Rabindranath Tagore was a Nobel laureate poet, writer, and philosopher from India. He is widely regarded as one of the greatest literary figures of the 20th century. His works include novels, short stories, plays, essays, songs, and paintings. He was also a social reformer, an educator, and a patriot.
One of his poems, titled \"Unworthy Gift\", explores the theme of spirituality versus materialism. The poem tells the story of a Sikh teacher named Govinda and his disciple Raghunath, who brings him a pair of gold bangles as a gift. Govinda, however, does not value the material gift and accidentally drops one of the bangles into the river. Raghunath, who is proud of his wealth, jumps into the water to retrieve it, but fails. Govinda then throws the other bangle into the river and tells Raghunath that it is there. The poem implies that Govinda wants to teach Raghunath a lesson about the futility of worldly possessions and the importance of spiritual wisdom.
The poem can be found in PDF format online[^1^] [^2^]. It is also available in audio format on YouTube[^4^]. The poem has been translated into several languages, including English, Hindi, Bengali, Tamil, and Urdu.
The poem has been praised for its poetic beauty, its moral message, and its depiction of Indian culture and landscape. It has also been analyzed by various critics and scholars for its literary devices, such as irony, symbolism, imagery, and rhyme. The poem is considered to be one of Tagore's masterpieces and a classic example of his style and philosophy.
The second stanza shows the contrast between Govinda and Raghunath. Govinda is a great Sikh teacher who is devoted to reading scriptures and seeking spiritual enlightenment. He is not interested in worldly pleasures or possessions. Raghunath, on the other hand, is his disciple who is proud of his wealth and wants to impress his teacher with a lavish gift. He brings a pair of gold bangles studded with diamonds, which are very expensive and rare. He pretends to be humble and says that his gift is poor and unworthy of Govinda's acceptance, but he actually expects Govinda to appreciate and praise his generosity.

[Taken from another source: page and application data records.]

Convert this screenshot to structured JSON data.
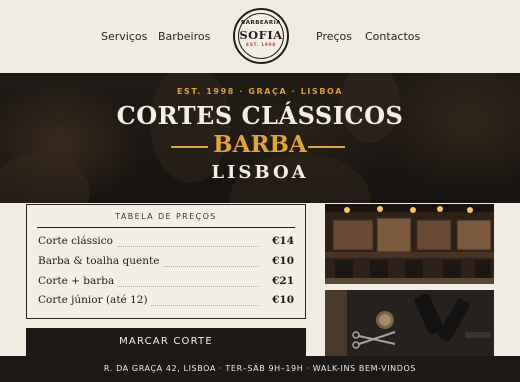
{
  "nav": {
    "left": [
      "Serviços",
      "Barbeiros"
    ],
    "right": [
      "Preços",
      "Contactos"
    ]
  },
  "logo": {
    "top": "BARBEARIA",
    "name": "SOFIA",
    "est": "EST. 1998"
  },
  "hero": {
    "tagline": "EST. 1998 · GRAÇA · LISBOA",
    "title": "CORTES CLÁSSICOS",
    "subtitle": "BARBA",
    "city": "LISBOA"
  },
  "prices": {
    "heading": "TABELA DE PREÇOS",
    "items": [
      {
        "name": "Corte clássico",
        "price": "€14"
      },
      {
        "name": "Barba & toalha quente",
        "price": "€10"
      },
      {
        "name": "Corte + barba",
        "price": "€21"
      },
      {
        "name": "Corte júnior (até 12)",
        "price": "€10"
      }
    ]
  },
  "cta": {
    "label": "MARCAR CORTE"
  },
  "footer": {
    "text": "R. DA GRAÇA 42, LISBOA  ·  TER–SÁB 9H–19H  ·  WALK-INS BEM-VINDOS"
  },
  "colors": {
    "accent": "#e0a43a",
    "dark": "#1c1916",
    "background": "#f1ece2",
    "logo_red": "#c24a2c"
  }
}
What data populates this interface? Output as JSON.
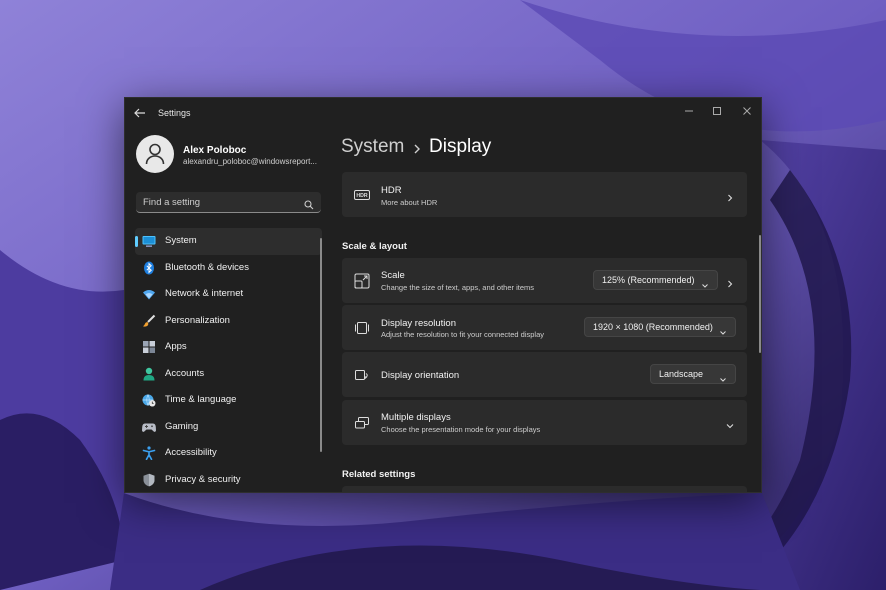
{
  "window": {
    "app_title": "Settings",
    "controls": [
      "minimize-icon",
      "maximize-icon",
      "close-icon"
    ]
  },
  "user": {
    "name": "Alex Poloboc",
    "email": "alexandru_poloboc@windowsreport..."
  },
  "search": {
    "placeholder": "Find a setting"
  },
  "nav": {
    "items": [
      {
        "label": "System",
        "icon": "monitor-icon",
        "active": true
      },
      {
        "label": "Bluetooth & devices",
        "icon": "bluetooth-icon"
      },
      {
        "label": "Network & internet",
        "icon": "wifi-icon"
      },
      {
        "label": "Personalization",
        "icon": "paintbrush-icon"
      },
      {
        "label": "Apps",
        "icon": "apps-icon"
      },
      {
        "label": "Accounts",
        "icon": "person-icon"
      },
      {
        "label": "Time & language",
        "icon": "globe-clock-icon"
      },
      {
        "label": "Gaming",
        "icon": "gamepad-icon"
      },
      {
        "label": "Accessibility",
        "icon": "accessibility-icon"
      },
      {
        "label": "Privacy & security",
        "icon": "shield-icon"
      }
    ]
  },
  "breadcrumb": {
    "parent": "System",
    "current": "Display"
  },
  "hdr": {
    "title": "HDR",
    "subtitle": "More about HDR"
  },
  "scale_layout": {
    "heading": "Scale & layout",
    "scale": {
      "title": "Scale",
      "subtitle": "Change the size of text, apps, and other items",
      "value": "125% (Recommended)"
    },
    "resolution": {
      "title": "Display resolution",
      "subtitle": "Adjust the resolution to fit your connected display",
      "value": "1920 × 1080 (Recommended)"
    },
    "orientation": {
      "title": "Display orientation",
      "value": "Landscape"
    },
    "multiple": {
      "title": "Multiple displays",
      "subtitle": "Choose the presentation mode for your displays"
    }
  },
  "related": {
    "heading": "Related settings"
  },
  "colors": {
    "accent": "#60cdff",
    "window_bg": "#202020",
    "card_bg": "#2b2b2b",
    "wallpaper": "#6a5bb8"
  }
}
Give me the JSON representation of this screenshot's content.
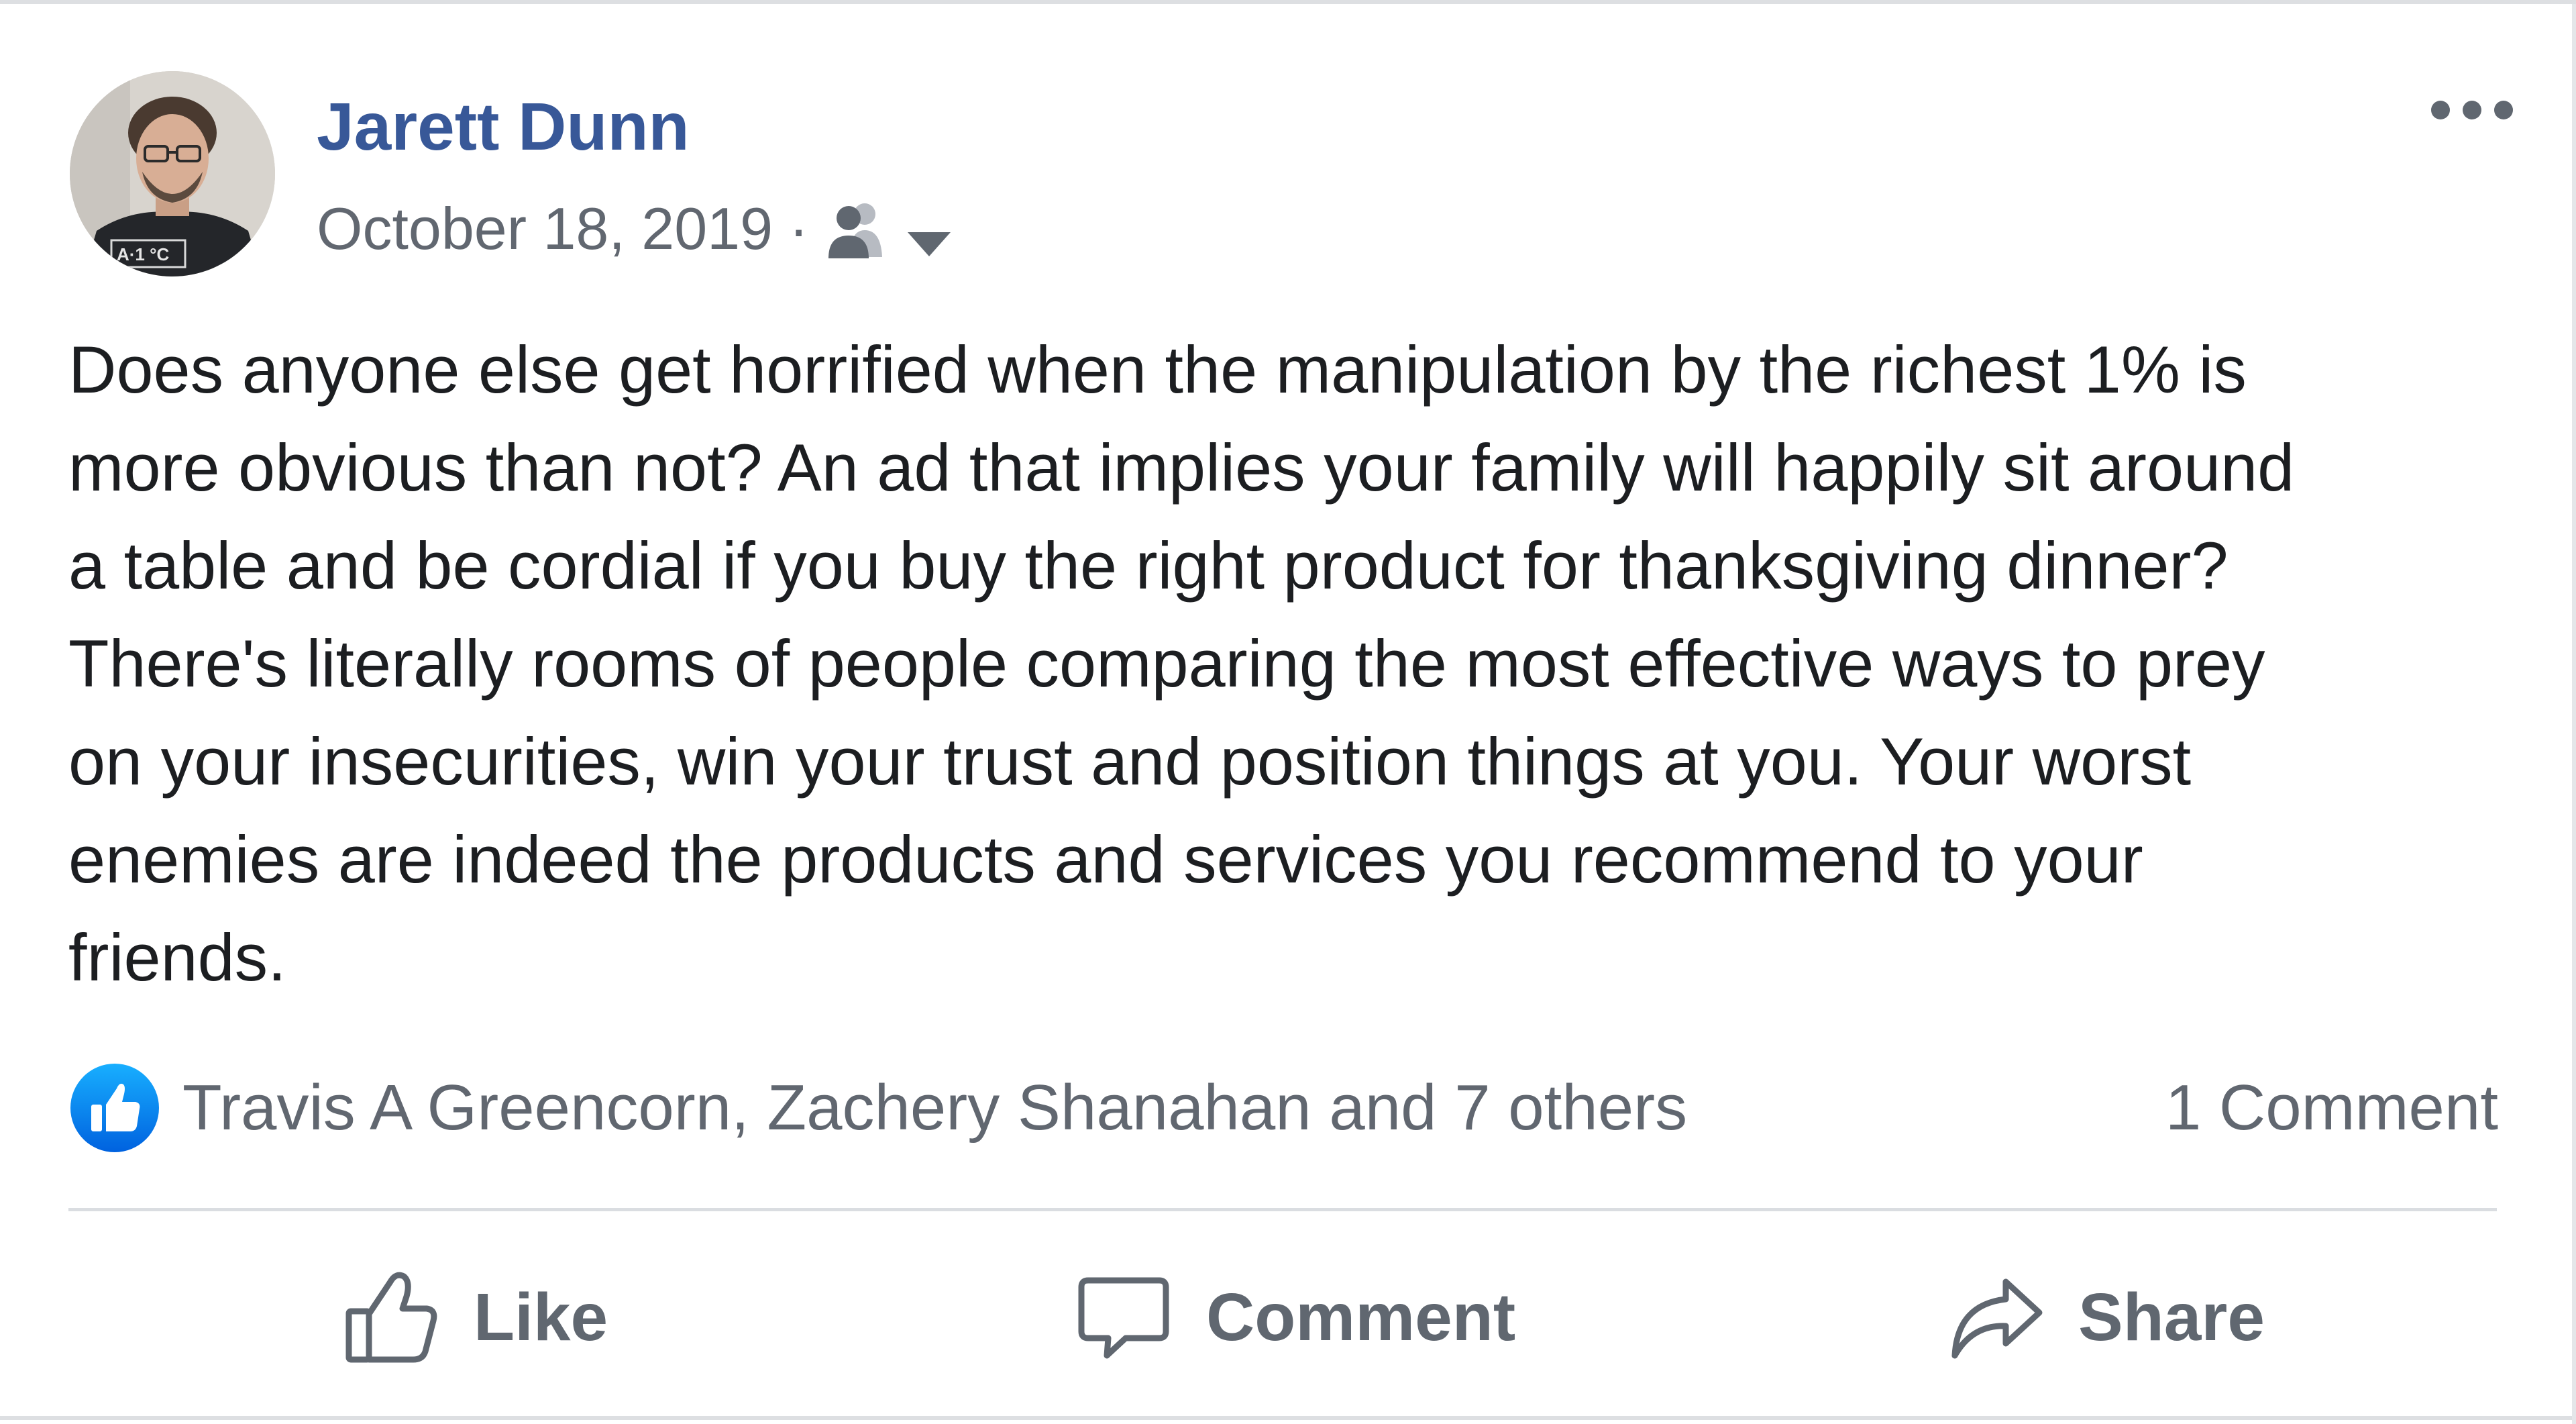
{
  "post": {
    "author": "Jarett Dunn",
    "date": "October 18, 2019",
    "separator": "·",
    "privacy_icon": "friends-icon",
    "audience_menu_icon": "caret-down-icon",
    "more_icon": "more-options-icon",
    "avatar_shirt_text": "A·1 °C",
    "text_lines": [
      "Does anyone else get horrified when the manipulation by the richest 1% is",
      "more obvious than not? An ad that implies your family will happily sit around",
      "a table and be cordial if you buy the right product for thanksgiving dinner?",
      "There's literally rooms of people comparing the most effective ways to prey",
      "on your insecurities, win your trust and position things at you. Your worst",
      "enemies are indeed the products and services you recommend to your",
      "friends."
    ]
  },
  "reactions": {
    "icon": "like-reaction-icon",
    "names": "Travis A Greencorn, Zachery Shanahan and 7 others",
    "comment_count": "1 Comment"
  },
  "actions": {
    "like": "Like",
    "comment": "Comment",
    "share": "Share"
  },
  "colors": {
    "author_link": "#385898",
    "secondary_text": "#616770",
    "body_text": "#1c1e21",
    "like_blue": "#1877f2",
    "action_text": "#606770",
    "divider": "#dadde1"
  }
}
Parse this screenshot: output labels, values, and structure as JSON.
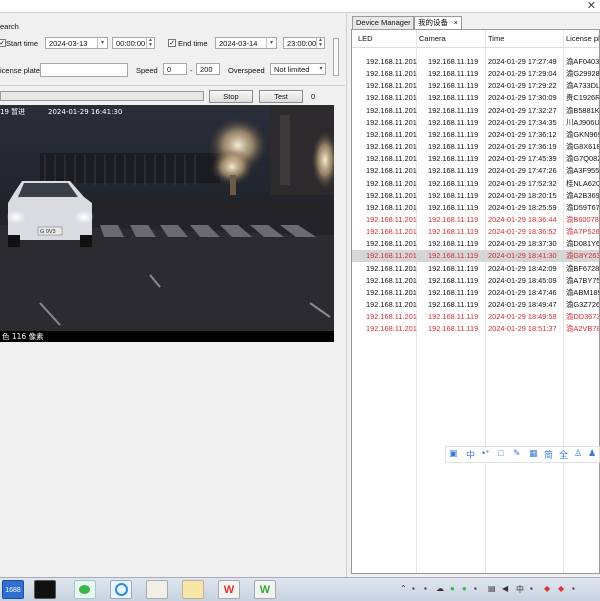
{
  "search": {
    "group_label": "earch",
    "start_label": "Start time",
    "start_date": "2024-03-13",
    "start_time": "00:00:00",
    "end_label": "End time",
    "end_date": "2024-03-14",
    "end_time": "23:00:00",
    "plate_label": "icense plate",
    "plate_value": "",
    "speed_label": "Speed",
    "speed_min": "0",
    "speed_dash": "-",
    "speed_max": "200",
    "overspeed_label": "Overspeed",
    "overspeed_value": "Not limited"
  },
  "controls": {
    "stop_label": "Stop",
    "test_label": "Test",
    "count": "0",
    "progress": 0.0
  },
  "video": {
    "timestamp_prefix": "19 暂进",
    "timestamp": "2024-01-29 16:41:30",
    "caption": "色 116 像素",
    "plate_overlay": "G 0V3"
  },
  "tabs": [
    {
      "label": "Device Manager",
      "active": false
    },
    {
      "label": "我的设备",
      "active": true,
      "close": "×"
    }
  ],
  "table": {
    "columns": [
      "LED",
      "Camera",
      "Time",
      "License pla"
    ],
    "rows": [
      {
        "led": "192.168.11.201",
        "camera": "192.168.11.119",
        "time": "2024-01-29 17:27:49",
        "plate": "渝AF0403C",
        "style": "normal"
      },
      {
        "led": "192.168.11.201",
        "camera": "192.168.11.119",
        "time": "2024-01-29 17:29:04",
        "plate": "渝G29928",
        "style": "normal"
      },
      {
        "led": "192.168.11.201",
        "camera": "192.168.11.119",
        "time": "2024-01-29 17:29:22",
        "plate": "渝A733DL",
        "style": "normal"
      },
      {
        "led": "192.168.11.201",
        "camera": "192.168.11.119",
        "time": "2024-01-29 17:30:09",
        "plate": "贵C1926R",
        "style": "normal"
      },
      {
        "led": "192.168.11.201",
        "camera": "192.168.11.119",
        "time": "2024-01-29 17:32:27",
        "plate": "渝B5881K",
        "style": "normal"
      },
      {
        "led": "192.168.11.201",
        "camera": "192.168.11.119",
        "time": "2024-01-29 17:34:35",
        "plate": "川AJ906U",
        "style": "normal"
      },
      {
        "led": "192.168.11.201",
        "camera": "192.168.11.119",
        "time": "2024-01-29 17:36:12",
        "plate": "渝GKN969",
        "style": "normal"
      },
      {
        "led": "192.168.11.201",
        "camera": "192.168.11.119",
        "time": "2024-01-29 17:36:19",
        "plate": "渝G8X618",
        "style": "normal"
      },
      {
        "led": "192.168.11.201",
        "camera": "192.168.11.119",
        "time": "2024-01-29 17:45:39",
        "plate": "渝G7Q082",
        "style": "normal"
      },
      {
        "led": "192.168.11.201",
        "camera": "192.168.11.119",
        "time": "2024-01-29 17:47:26",
        "plate": "渝A3F955",
        "style": "normal"
      },
      {
        "led": "192.168.11.201",
        "camera": "192.168.11.119",
        "time": "2024-01-29 17:52:32",
        "plate": "桂NLA620",
        "style": "normal"
      },
      {
        "led": "192.168.11.201",
        "camera": "192.168.11.119",
        "time": "2024-01-29 18:20:15",
        "plate": "渝A2B369",
        "style": "normal"
      },
      {
        "led": "192.168.11.201",
        "camera": "192.168.11.119",
        "time": "2024-01-29 18:25:59",
        "plate": "渝D59T67",
        "style": "normal"
      },
      {
        "led": "192.168.11.201",
        "camera": "192.168.11.119",
        "time": "2024-01-29 18:36:44",
        "plate": "渝B60078",
        "style": "red"
      },
      {
        "led": "192.168.11.201",
        "camera": "192.168.11.119",
        "time": "2024-01-29 18:36:52",
        "plate": "渝A7P526",
        "style": "red"
      },
      {
        "led": "192.168.11.201",
        "camera": "192.168.11.119",
        "time": "2024-01-29 18:37:30",
        "plate": "渝D081Y6",
        "style": "normal"
      },
      {
        "led": "192.168.11.201",
        "camera": "192.168.11.119",
        "time": "2024-01-29 18:41:30",
        "plate": "渝G8Y263",
        "style": "selected"
      },
      {
        "led": "192.168.11.201",
        "camera": "192.168.11.119",
        "time": "2024-01-29 18:42:09",
        "plate": "渝BF6728",
        "style": "normal"
      },
      {
        "led": "192.168.11.201",
        "camera": "192.168.11.119",
        "time": "2024-01-29 18:45:09",
        "plate": "渝A7BY75",
        "style": "normal"
      },
      {
        "led": "192.168.11.201",
        "camera": "192.168.11.119",
        "time": "2024-01-29 18:47:46",
        "plate": "渝ABM189",
        "style": "normal"
      },
      {
        "led": "192.168.11.201",
        "camera": "192.168.11.119",
        "time": "2024-01-29 18:49:47",
        "plate": "渝G3Z726",
        "style": "normal"
      },
      {
        "led": "192.168.11.201",
        "camera": "192.168.11.119",
        "time": "2024-01-29 18:49:58",
        "plate": "渝DD3673",
        "style": "red"
      },
      {
        "led": "192.168.11.201",
        "camera": "192.168.11.119",
        "time": "2024-01-29 18:51:37",
        "plate": "渝A2VB78",
        "style": "red"
      }
    ]
  },
  "floating_toolbar": {
    "icons": [
      "ime-icon",
      "中",
      "dot-icon",
      "note-icon",
      "pen-icon",
      "grid-icon",
      "简",
      "全",
      "shirt-icon",
      "user-icon"
    ],
    "ime_label": "中",
    "simplified_label": "简",
    "full_label": "全"
  },
  "taskbar": {
    "badge": "1688",
    "apps": [
      "terminal-icon",
      "wechat-icon",
      "browser-icon",
      "tools-icon",
      "folder-icon",
      "app-w-icon",
      "app-w2-icon"
    ]
  },
  "colors": {
    "red_row": "#d42f2f",
    "selected_row": "#d6d6d6",
    "accent": "#3a7bd5"
  }
}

The third stanza reveals Govinda's indifference and detachment towards the material gift. He takes one of the bangles and twirls it around his finger, as if he is playing with a toy. He does not admire or value the bangles, nor does he thank or compliment Raghunath for his gift. He simply observes how the diamonds reflect light and sparkle. He does not care about the cost or the beauty of the bangles. He treats them as insignificant objects that have no meaning or purpose for him.
The fourth stanza depicts the dramatic turn of events that changes the situation. Govinda accidentally drops one of the bangles into the river, which flows swiftly and clearly below them. The bangle sinks into the water and disappears from sight. Raghunath, who is shocked and dismayed by this loss, screams and jumps into the water to retrieve his precious gift. He values the bangle more than his own life and safety. He does not care about Govinda's reaction or feelings. He only cares about his own wealth and pride. Govinda, meanwhile, does not show any emotion or concern for Raghunath or the bangle. He sets his eyes upon his book and continues reading scriptures. He does not try to stop or help Raghunath. He lets the water take away what it stole and go its way.
The fifth stanza describes the aftermath of the incident. Raghunath comes back to Govinda after a long time, tired and dripping wet. He has failed to find the bangle in the river. He still hopes to get it back if Govinda can show him where it fell. He does not realize that Govinda does not care about the bangle or its location. He does not understand that Govinda has deliberately thrown away his gift as a way of teaching him a lesson. Govinda then takes up the remaining bangle and throws it into the water as well. He tells Raghunath that it is there, implying that both bangles are now in the river and out of their reach. aa16f39245